# $(|a_n - b_n|) \rightarrow 0$ implies both sequences are either convergent or divergent

Prove that if $(a_n)$ and $(b_n)$ are sequences such that $(|a_n - b_n|) \rightarrow 0$ then either: 1) both sequences are convergent to the same limit or 2) both sequences are divergent.

Is my following attempt at this proof correct?

The above statement can be logically rephrased as

$$(|a_n - b_n|) \rightarrow 0 \implies \left[(a_n) \rightarrow c \iff (b_n) \rightarrow c\right]$$

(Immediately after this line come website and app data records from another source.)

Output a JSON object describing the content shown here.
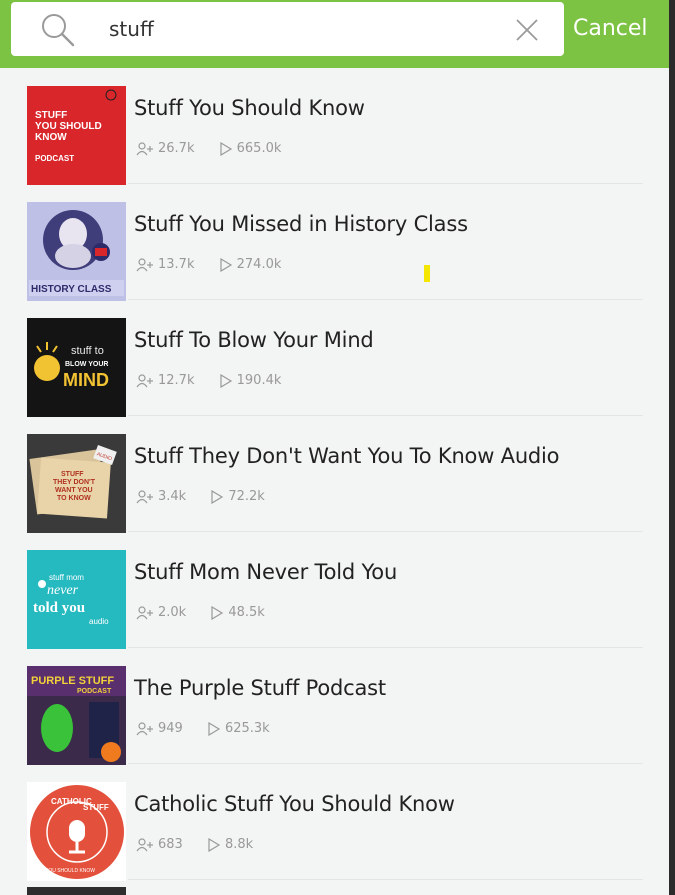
{
  "search": {
    "query": "stuff",
    "cancel_label": "Cancel"
  },
  "results": [
    {
      "title": "Stuff You Should Know",
      "subscribers": "26.7k",
      "plays": "665.0k",
      "art": {
        "bg": "#d8262a",
        "line1": "STUFF",
        "line2": "YOU SHOULD",
        "line3": "KNOW",
        "tag": "PODCAST"
      }
    },
    {
      "title": "Stuff You Missed in History Class",
      "subscribers": "13.7k",
      "plays": "274.0k",
      "art": {
        "bg": "#bfc0e6",
        "caption": "HISTORY CLASS"
      }
    },
    {
      "title": "Stuff To Blow Your Mind",
      "subscribers": "12.7k",
      "plays": "190.4k",
      "art": {
        "bg": "#141414",
        "line1": "stuff to",
        "line2": "BLOW YOUR",
        "line3": "MIND"
      }
    },
    {
      "title": "Stuff They Don't Want You To Know Audio",
      "subscribers": "3.4k",
      "plays": "72.2k",
      "art": {
        "bg": "#3a3a3a",
        "line1": "STUFF",
        "line2": "THEY DON'T",
        "line3": "WANT YOU",
        "line4": "TO KNOW",
        "tag": "AUDIO"
      }
    },
    {
      "title": "Stuff Mom Never Told You",
      "subscribers": "2.0k",
      "plays": "48.5k",
      "art": {
        "bg": "#25b9c0",
        "line1": "stuff mom",
        "line2": "never",
        "line3": "told you",
        "tag": "audio"
      }
    },
    {
      "title": "The Purple Stuff Podcast",
      "subscribers": "949",
      "plays": "625.3k",
      "art": {
        "bg": "#3b2a4a",
        "line1": "PURPLE STUFF",
        "tag": "PODCAST"
      }
    },
    {
      "title": "Catholic Stuff You Should Know",
      "subscribers": "683",
      "plays": "8.8k",
      "art": {
        "bg": "#ffffff",
        "ring": "#e3503b",
        "line1": "CATHOLIC",
        "line2": "STUFF",
        "line3": "YOU SHOULD KNOW"
      }
    }
  ]
}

Let $\epsilon > 0$. Now, $(|a_n - b_n|) \rightarrow 0$ implies that there exists $N_1 \in \mathbf{N}$ such that $|a_n - b_n| < \epsilon /2$ for all $n \ge N_1$. Now assume $(a_n) \rightarrow c$ which implies that there exists $N_2 \in \mathbf{N}$ such that $|a_n - c| < \epsilon /2$ for all $n \ge N_2$. Set $N = \max\{N_1, N_2\}$, then whenever $n \ge N$ it follows that $|b_n - c| = |b_n - c -a_n+a_n| \le |a_n - b_n| + |a_n-c| < \epsilon/2 + \epsilon/2 = \epsilon$, hence $(b_n) \rightarrow c$. Now if we assume $(b_n) \rightarrow c$, then all we do is swap the $a_n$ and $b_n$ in the previous argument.

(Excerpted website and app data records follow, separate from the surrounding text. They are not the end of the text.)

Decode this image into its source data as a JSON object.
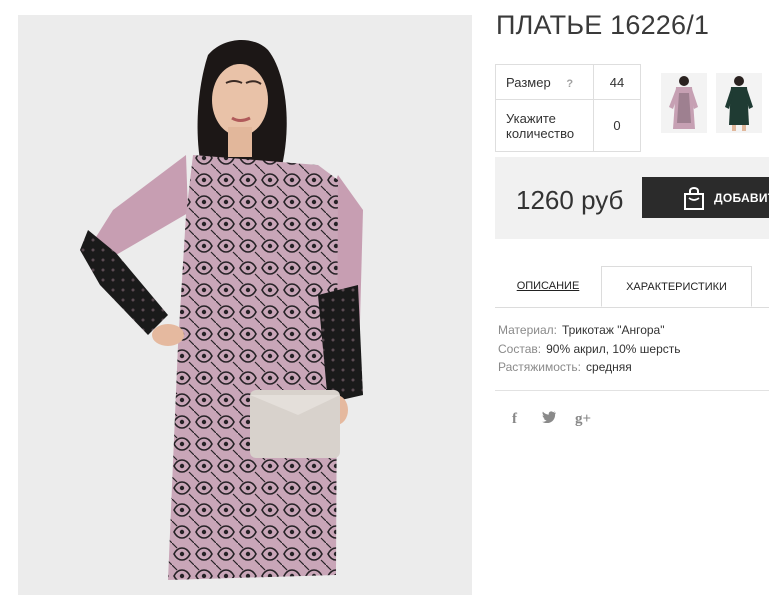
{
  "product": {
    "title": "ПЛАТЬЕ 16226/1",
    "image": "product-photo-woman-in-lace-dress"
  },
  "options": {
    "size_label": "Размер",
    "size_help": "?",
    "size_value": "44",
    "qty_label": "Укажите количество",
    "qty_value": "0"
  },
  "thumbnails": [
    "thumbnail-pink-lace-dress",
    "thumbnail-dark-green-dress"
  ],
  "purchase": {
    "price": "1260 руб",
    "add_button": "ДОБАВИТЬ",
    "icon": "shopping-bag-icon"
  },
  "tabs": [
    {
      "label": "ОПИСАНИЕ",
      "active": false
    },
    {
      "label": "ХАРАКТЕРИСТИКИ",
      "active": true
    }
  ],
  "specs": [
    {
      "key": "Материал:",
      "value": "Трикотаж \"Ангора\""
    },
    {
      "key": "Состав:",
      "value": "90% акрил, 10% шерсть"
    },
    {
      "key": "Растяжимость:",
      "value": "средняя"
    }
  ],
  "social": {
    "facebook": "f",
    "twitter": "twitter-icon",
    "googleplus": "g+"
  },
  "colors": {
    "button_bg": "#2b2b2b",
    "price_bg": "#f1f1f1",
    "dress_pink": "#c8a3b6",
    "lace_black": "#1e1e1e",
    "dark_green": "#1f3b33"
  }
}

• It's close. Your rephrasing isn't entirely correct, it states that if $|a_n-b_n| \to 0$ then $a_n \to c$ is equivalent to $b_n \to c$, but you haven't done anything about the divergent part. – B. Mehta May 26 '17 at 11:28
• What would be the correct logical rephrasing? Because I thought after proving the iff part, the divergent part follows naturally from its negation. – SwiftMo May 26 '17 at 11:39
• @B.Mehta Well, if $(a_n)$ is divergent, then $a_n\not\to c$ for all $c$, hence (under the given condition) $b_n\not\to c$ for all $c$, hence $b_n$ is divergent (and vice versa). – Hagen von Eitzen May 26 '17 at 11:52

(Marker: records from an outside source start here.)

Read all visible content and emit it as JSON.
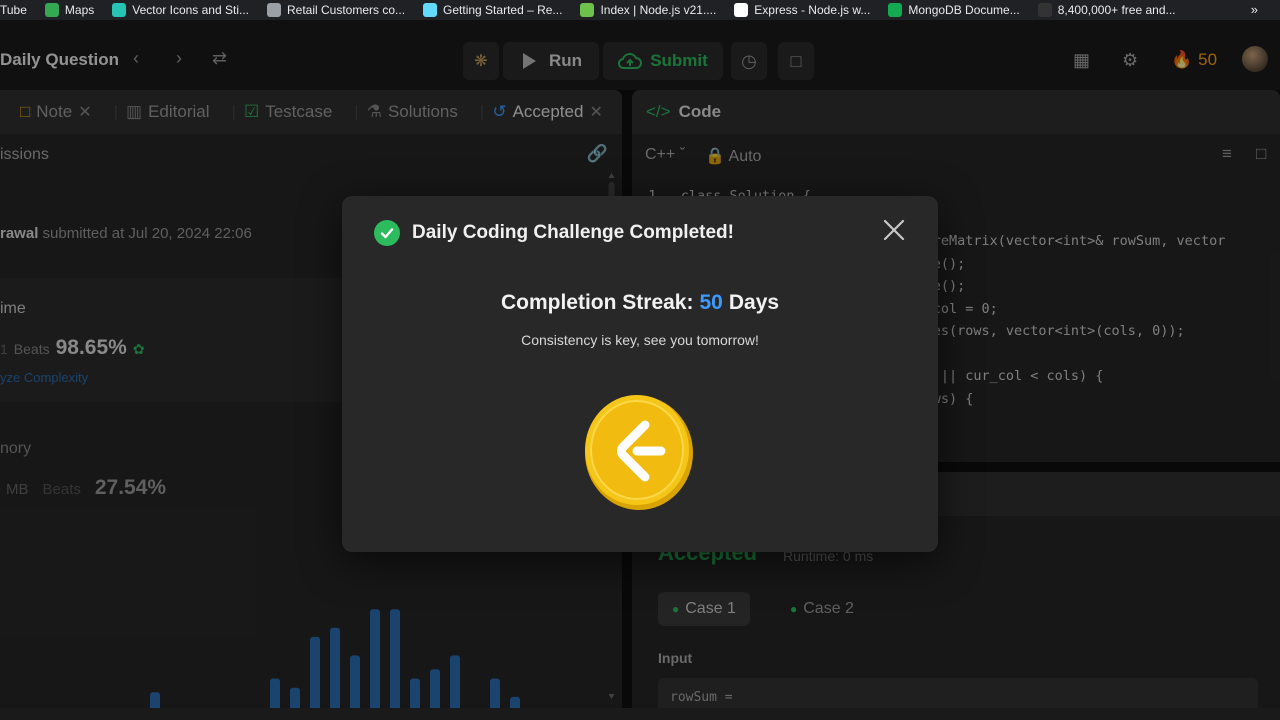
{
  "bookmarks": [
    {
      "label": "Tube",
      "icon": "youtube-icon",
      "color": "#ff0000"
    },
    {
      "label": "Maps",
      "icon": "maps-icon",
      "color": "#34a853"
    },
    {
      "label": "Vector Icons and Sti...",
      "icon": "vector-icons-icon",
      "color": "#27c4b3"
    },
    {
      "label": "Retail Customers co...",
      "icon": "globe-icon",
      "color": "#9aa0a6"
    },
    {
      "label": "Getting Started – Re...",
      "icon": "react-icon",
      "color": "#61dafb"
    },
    {
      "label": "Index | Node.js v21....",
      "icon": "nodejs-icon",
      "color": "#6cc24a"
    },
    {
      "label": "Express - Node.js w...",
      "icon": "express-icon",
      "color": "#ffffff"
    },
    {
      "label": "MongoDB Docume...",
      "icon": "mongodb-icon",
      "color": "#13aa52"
    },
    {
      "label": "8,400,000+ free and...",
      "icon": "freepik-icon",
      "color": "#333333"
    }
  ],
  "bookmarks_more": "»",
  "nav": {
    "title": "Daily Question",
    "run_label": "Run",
    "submit_label": "Submit",
    "streak_count": "50"
  },
  "left": {
    "tabs": [
      {
        "label": "Note",
        "icon": "note-icon",
        "closable": true,
        "active": false
      },
      {
        "label": "Editorial",
        "icon": "book-icon",
        "closable": false,
        "active": false
      },
      {
        "label": "Testcase",
        "icon": "checkbox-icon",
        "closable": false,
        "active": false
      },
      {
        "label": "Solutions",
        "icon": "flask-icon",
        "closable": false,
        "active": false
      },
      {
        "label": "Accepted",
        "icon": "history-icon",
        "closable": true,
        "active": true
      }
    ],
    "section_title": "issions",
    "author_name": "rawal",
    "submitted_text": " submitted at Jul 20, 2024 22:06",
    "runtime_label": "ime",
    "runtime_unit": "1",
    "beats_label": "Beats",
    "runtime_beats": "98.65%",
    "analyze_label": "yze Complexity",
    "memory_label": "nory",
    "memory_unit": "MB",
    "memory_beats_label": "Beats",
    "memory_beats": "27.54%"
  },
  "code": {
    "header": "Code",
    "language": "C++",
    "mode": "Auto",
    "lines": [
      "  1   class Solution {",
      "",
      "                                  storeMatrix(vector<int>& rowSum, vector",
      "                                  size();",
      "                                  size();",
      "                                  ur_col = 0;",
      "                                  > res(rows, vector<int>(cols, 0));",
      "",
      "                                  ows || cur_col < cols) {",
      "                                   rows) {"
    ]
  },
  "result": {
    "status": "Accepted",
    "runtime": "Runtime: 0 ms",
    "cases": [
      "Case 1",
      "Case 2"
    ],
    "input_label": "Input",
    "rowsum_label": "rowSum ="
  },
  "modal": {
    "title": "Daily Coding Challenge Completed!",
    "streak_prefix": "Completion Streak:",
    "streak_value": "50",
    "streak_suffix": "Days",
    "message": "Consistency is key, see you tomorrow!"
  },
  "colors": {
    "accent_green": "#2cbb5d",
    "streak_blue": "#3d9bff",
    "fire_orange": "#ffa116",
    "coin_gold": "#f5c518"
  },
  "chart_data": {
    "type": "bar",
    "values": [
      2,
      0,
      0,
      0,
      0,
      6,
      0,
      0,
      0,
      0,
      0,
      9,
      7,
      18,
      20,
      14,
      24,
      24,
      9,
      11,
      14,
      0,
      9,
      5
    ],
    "ylim": [
      0,
      26
    ]
  }
}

• It's true if you assume $c\in\mathbb R \cup\{-\infty,\infty\}$ right? – Oussama Boussif May 26 '17 at 11:29
• @OussamaBoussif no, one of the $c$'s should (technically) be $d$. – 5xum May 26 '17 at 11:30
• I'm sorry I don't get it, what's $d$? – Oussama Boussif May 26 '17 at 11:34
• @OussamaBoussif The point is that the original statement just speaks of $a_n$ and $b_n$ as being convergent, not that they converge to the same point. So, it could be that they converge to two different points, $c$ and $d$. It's a minor technical detail (because it's actually easy to show they cannot converge to two different points) – 5xum May 26 '17 at 11:35